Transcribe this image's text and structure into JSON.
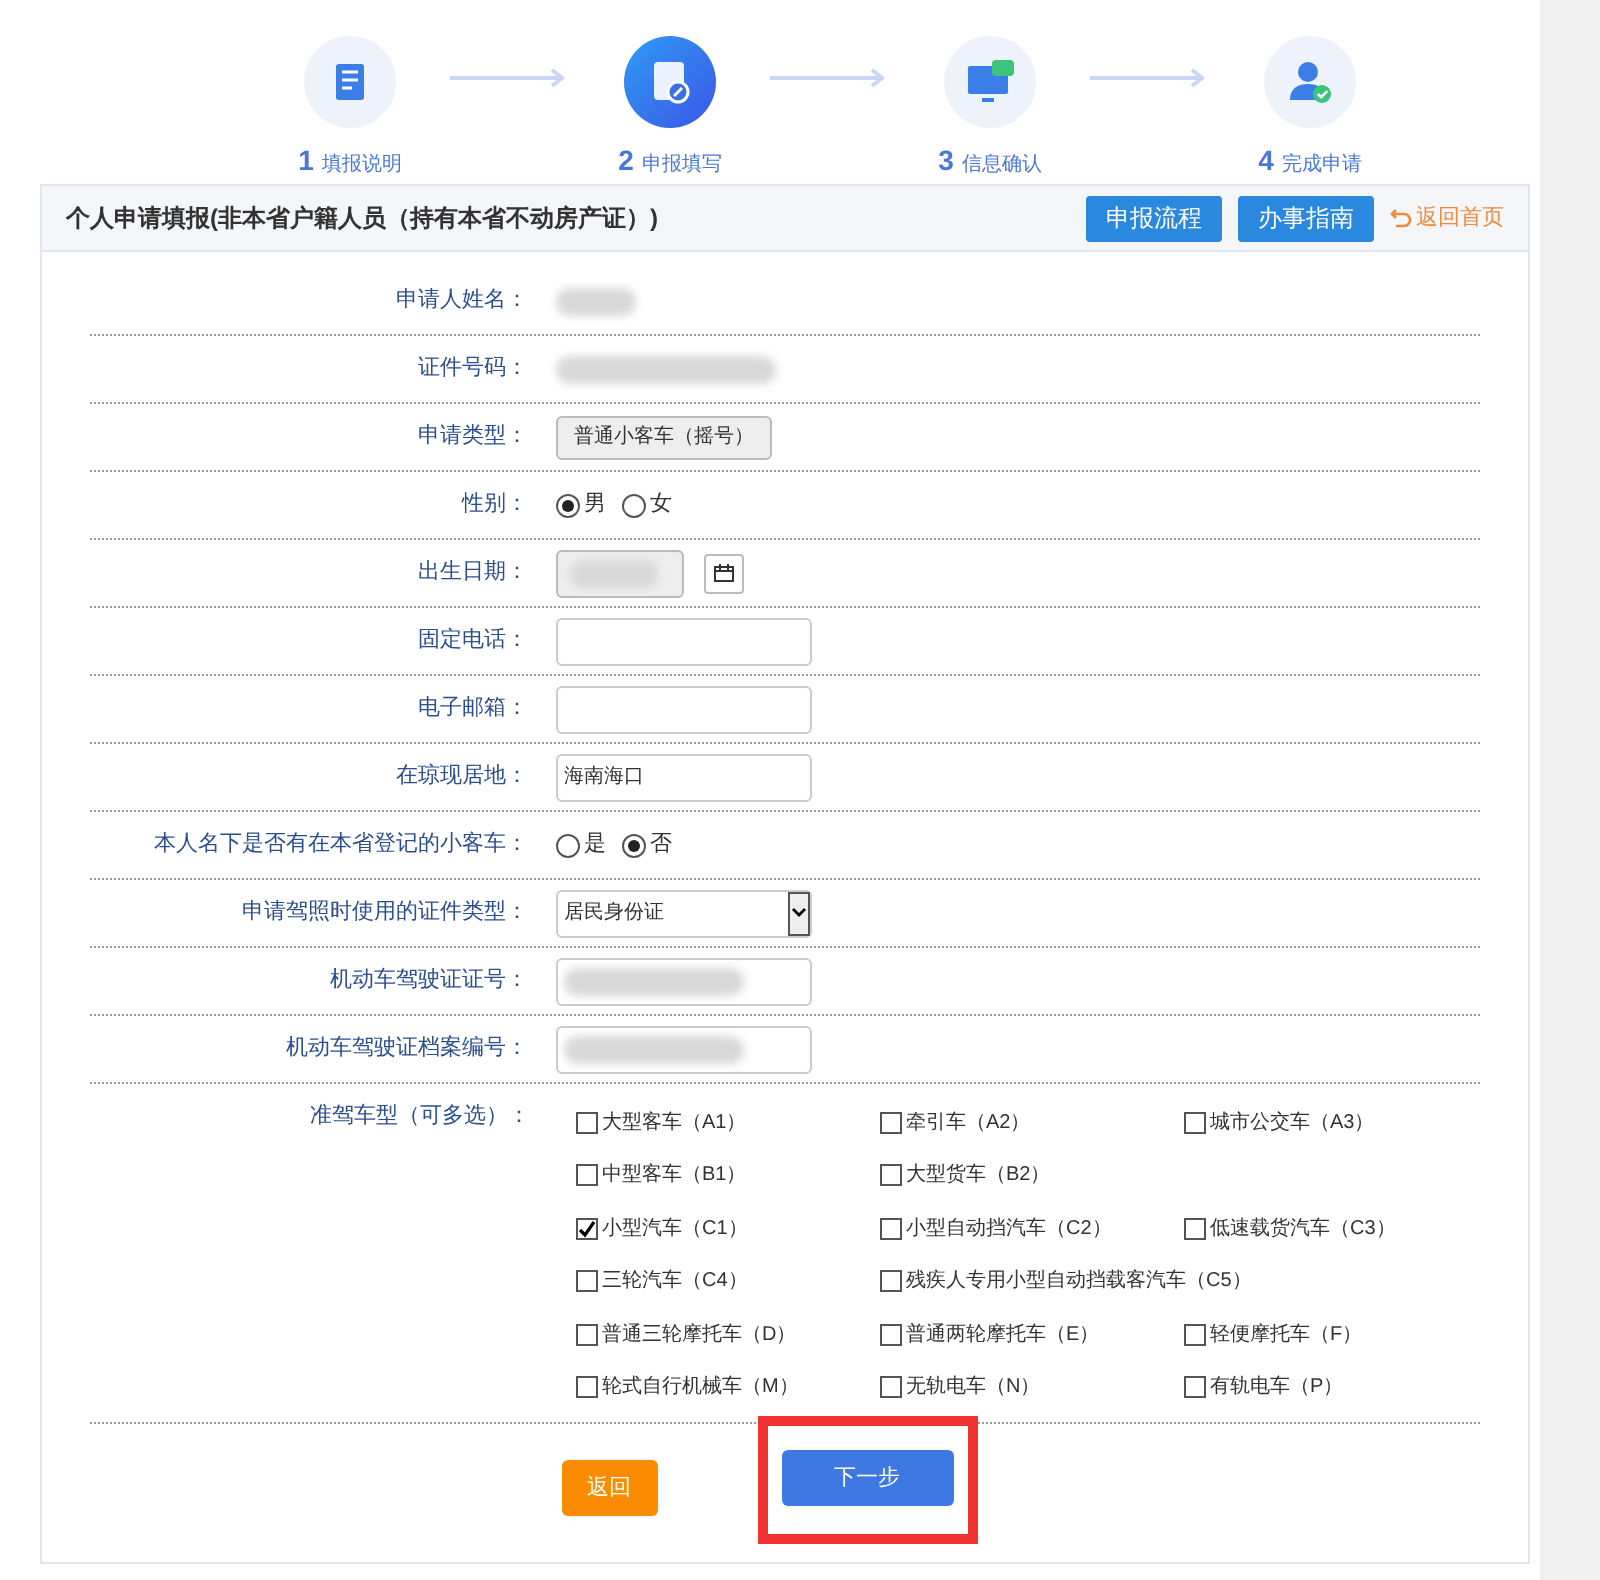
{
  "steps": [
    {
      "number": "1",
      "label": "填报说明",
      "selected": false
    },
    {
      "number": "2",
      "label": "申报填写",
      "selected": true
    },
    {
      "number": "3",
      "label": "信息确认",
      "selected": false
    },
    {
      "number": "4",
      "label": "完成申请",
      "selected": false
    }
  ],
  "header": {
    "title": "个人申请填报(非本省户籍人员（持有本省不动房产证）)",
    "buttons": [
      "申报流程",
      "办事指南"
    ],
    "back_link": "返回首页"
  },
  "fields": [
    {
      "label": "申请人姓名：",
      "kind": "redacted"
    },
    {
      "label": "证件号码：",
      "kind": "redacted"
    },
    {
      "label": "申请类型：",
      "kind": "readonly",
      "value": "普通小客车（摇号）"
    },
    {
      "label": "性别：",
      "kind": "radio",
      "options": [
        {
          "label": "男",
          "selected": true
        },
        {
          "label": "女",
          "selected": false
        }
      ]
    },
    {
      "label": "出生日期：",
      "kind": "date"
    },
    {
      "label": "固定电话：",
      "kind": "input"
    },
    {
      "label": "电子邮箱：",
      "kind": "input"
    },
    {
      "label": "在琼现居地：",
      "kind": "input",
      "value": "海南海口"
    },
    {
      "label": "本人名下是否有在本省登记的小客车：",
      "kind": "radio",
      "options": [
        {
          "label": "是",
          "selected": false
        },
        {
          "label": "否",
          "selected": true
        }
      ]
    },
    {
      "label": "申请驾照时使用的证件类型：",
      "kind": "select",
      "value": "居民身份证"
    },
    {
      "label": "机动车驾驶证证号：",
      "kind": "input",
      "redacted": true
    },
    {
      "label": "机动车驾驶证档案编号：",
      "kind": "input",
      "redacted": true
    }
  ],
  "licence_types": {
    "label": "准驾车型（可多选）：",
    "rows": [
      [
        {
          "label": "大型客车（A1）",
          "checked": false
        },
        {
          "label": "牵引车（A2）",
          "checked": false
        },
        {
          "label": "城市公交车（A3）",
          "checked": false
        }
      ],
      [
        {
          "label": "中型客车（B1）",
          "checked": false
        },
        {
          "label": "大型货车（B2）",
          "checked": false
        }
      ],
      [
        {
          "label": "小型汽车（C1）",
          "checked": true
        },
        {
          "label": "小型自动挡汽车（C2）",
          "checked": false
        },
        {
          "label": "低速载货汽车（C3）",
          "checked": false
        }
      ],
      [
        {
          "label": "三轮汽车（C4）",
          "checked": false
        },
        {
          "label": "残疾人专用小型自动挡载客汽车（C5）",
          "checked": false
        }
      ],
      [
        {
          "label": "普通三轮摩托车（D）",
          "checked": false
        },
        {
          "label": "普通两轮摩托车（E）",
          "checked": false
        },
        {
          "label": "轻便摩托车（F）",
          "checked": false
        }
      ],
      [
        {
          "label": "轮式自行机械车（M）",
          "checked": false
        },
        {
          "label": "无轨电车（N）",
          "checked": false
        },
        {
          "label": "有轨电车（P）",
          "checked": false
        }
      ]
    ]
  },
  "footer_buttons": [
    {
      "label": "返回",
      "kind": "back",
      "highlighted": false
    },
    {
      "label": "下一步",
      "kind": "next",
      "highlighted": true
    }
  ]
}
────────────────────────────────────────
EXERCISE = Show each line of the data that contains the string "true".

YOUR SOLUTION =
      "selected": true
          "selected": true
          "selected": true
      "redacted": true
      "redacted": true
          "checked": true
      "highlighted": true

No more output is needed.